PROBLEM TO WORK ON: Output all records exactly, with no images.

RECORDED INFORMATION:
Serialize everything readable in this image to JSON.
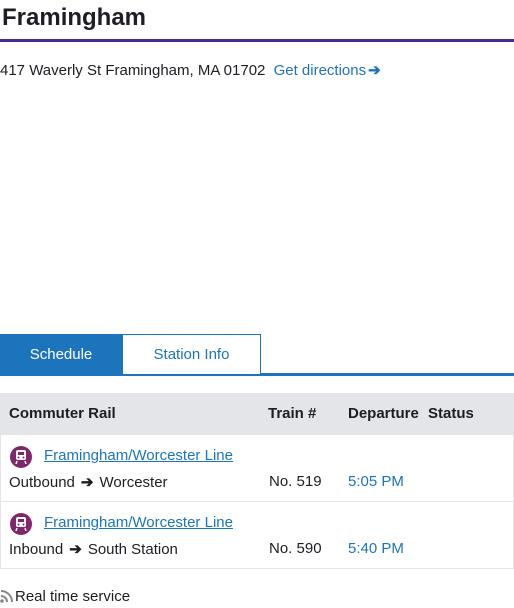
{
  "station": {
    "title": "Framingham",
    "address": "417 Waverly St Framingham, MA 01702",
    "directions_label": "Get directions"
  },
  "tabs": [
    {
      "label": "Schedule",
      "active": true
    },
    {
      "label": "Station Info",
      "active": false
    }
  ],
  "table": {
    "headers": {
      "line": "Commuter Rail",
      "train": "Train #",
      "departure": "Departure",
      "status": "Status"
    },
    "rows": [
      {
        "line": "Framingham/Worcester Line",
        "direction": "Outbound",
        "destination": "Worcester",
        "train": "No. 519",
        "departure": "5:05 PM",
        "status": ""
      },
      {
        "line": "Framingham/Worcester Line",
        "direction": "Inbound",
        "destination": "South Station",
        "train": "No. 590",
        "departure": "5:40 PM",
        "status": ""
      }
    ]
  },
  "footer": {
    "realtime_label": "Real time service"
  },
  "colors": {
    "accent": "#1c75bc",
    "title_rule": "#4c2b90",
    "commuter_rail": "#80276c",
    "header_bg": "#e3e5e8"
  },
  "icons": {
    "directions": "arrow-right-icon",
    "line": "commuter-rail-icon",
    "realtime": "realtime-icon"
  }
}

ANSWER SECTION:
Serialize everything readable in this image to JSON.
{
  "station": {
    "title": "Framingham",
    "address": "417 Waverly St Framingham, MA 01702",
    "directions_label": "Get directions"
  },
  "tabs": [
    {
      "label": "Schedule",
      "active": true
    },
    {
      "label": "Station Info",
      "active": false
    }
  ],
  "table": {
    "headers": {
      "line": "Commuter Rail",
      "train": "Train #",
      "departure": "Departure",
      "status": "Status"
    },
    "rows": [
      {
        "line": "Framingham/Worcester Line",
        "direction": "Outbound",
        "destination": "Worcester",
        "train": "No. 519",
        "departure": "5:05 PM",
        "status": ""
      },
      {
        "line": "Framingham/Worcester Line",
        "direction": "Inbound",
        "destination": "South Station",
        "train": "No. 590",
        "departure": "5:40 PM",
        "status": ""
      }
    ]
  },
  "footer": {
    "realtime_label": "Real time service"
  },
  "colors": {
    "accent": "#1c75bc",
    "title_rule": "#4c2b90",
    "commuter_rail": "#80276c",
    "header_bg": "#e3e5e8"
  },
  "icons": {
    "directions": "arrow-right-icon",
    "line": "commuter-rail-icon",
    "realtime": "realtime-icon"
  }
}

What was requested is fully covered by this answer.